Poverty in Grenada is linked to a number of different factors. With inadequate defenses against natural disasters, ineffective education and unprepared workers, poverty is “entrenched in the very fiber of the country.”
Natural disasters, such as hurricanes, frequently threaten the small island. The last two hurricanes occurred in 2004 and 2005. Hurricane Ivan hit first and devastated the majority of Grenadian homes. A year later, Hurricane Emily swept through the area, furthering the damage not yet repaired from Hurricane Ivan. However, significantly fewer lives were lost, as the Grenadian people took important precautions that had been neglected during Hurricane Ivan.
Education and unprepared workers are two other causes of poverty in Grenada, and they go hand in hand. Without proper education, the youth do not have the necessary skills to get jobs that offer livable pay. The jobs that are available, mainly agricultural, do not appeal to the youth because of “perceived instability, [the youths’] lack of interest in physical labor and very low wages,” according to Garely.
It would be more beneficial for the Grenadian youth to work in the tourism sector, but, unfortunately, it requires skills that many residents lack.
Efforts to Reduce Poverty in Grenada
The government is making strides to alleviate many of the issues that stem from or cause poverty in Grenada.
While it currently lacks enough funds to be effective, Grenada does have “a system to place orphans and children with domestic problems with other families.” In addition, laws are in place to protect girls from sexual assault. However, boys still remain vulnerable.

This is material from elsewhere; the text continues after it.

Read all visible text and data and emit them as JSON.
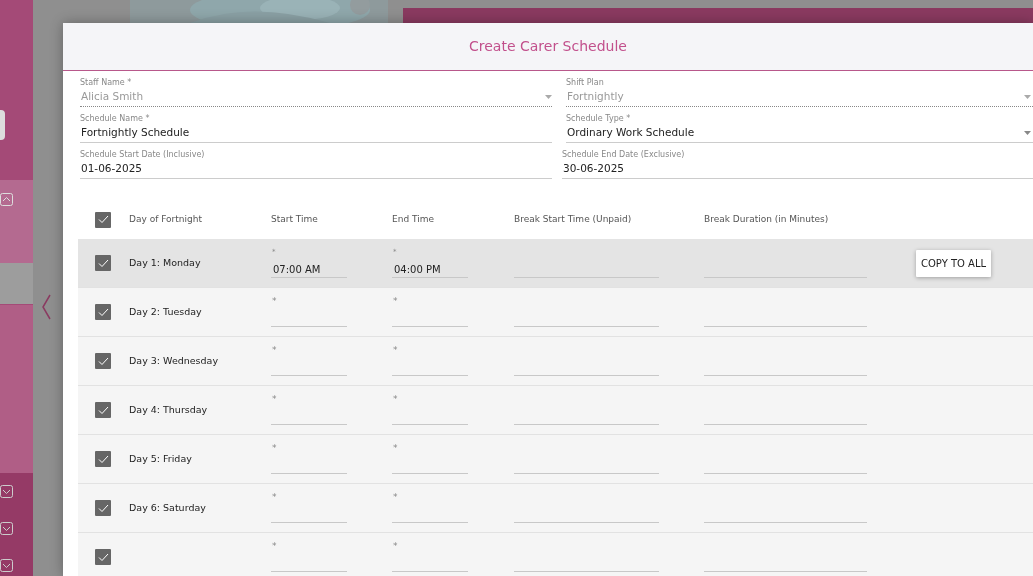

The country has taken important steps to defend against natural disasters. Creating a plan for natural disasters became a priority after the devastation of Hurricane Ivan and Hurricane Emily. The change was seen immediately in how the people of Grenada reacted differently to Hurricane Emily after experiencing Hurricane Ivan; “the rush contrasted with the attitude before Ivan, when Grenadians took few precautions.”

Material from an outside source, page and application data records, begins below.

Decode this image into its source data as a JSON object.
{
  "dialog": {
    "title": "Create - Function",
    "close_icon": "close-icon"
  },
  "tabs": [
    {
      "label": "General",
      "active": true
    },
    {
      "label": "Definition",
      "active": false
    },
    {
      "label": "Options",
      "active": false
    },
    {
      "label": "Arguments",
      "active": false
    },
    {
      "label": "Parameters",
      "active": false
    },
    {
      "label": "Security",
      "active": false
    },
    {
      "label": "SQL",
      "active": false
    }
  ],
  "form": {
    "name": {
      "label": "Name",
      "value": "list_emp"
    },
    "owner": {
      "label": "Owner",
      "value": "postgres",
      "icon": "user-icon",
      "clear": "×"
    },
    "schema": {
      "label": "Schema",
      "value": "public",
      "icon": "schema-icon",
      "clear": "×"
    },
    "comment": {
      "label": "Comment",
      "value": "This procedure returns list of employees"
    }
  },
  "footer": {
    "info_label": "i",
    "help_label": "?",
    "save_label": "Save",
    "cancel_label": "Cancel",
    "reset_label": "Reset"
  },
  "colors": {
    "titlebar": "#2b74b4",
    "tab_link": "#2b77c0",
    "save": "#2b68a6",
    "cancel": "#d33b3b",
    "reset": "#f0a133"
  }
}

While Grenada is still improving its ability to defend against natural disasters and internal issues such as violence, it has wonderful potential.
– Abbey Lawrence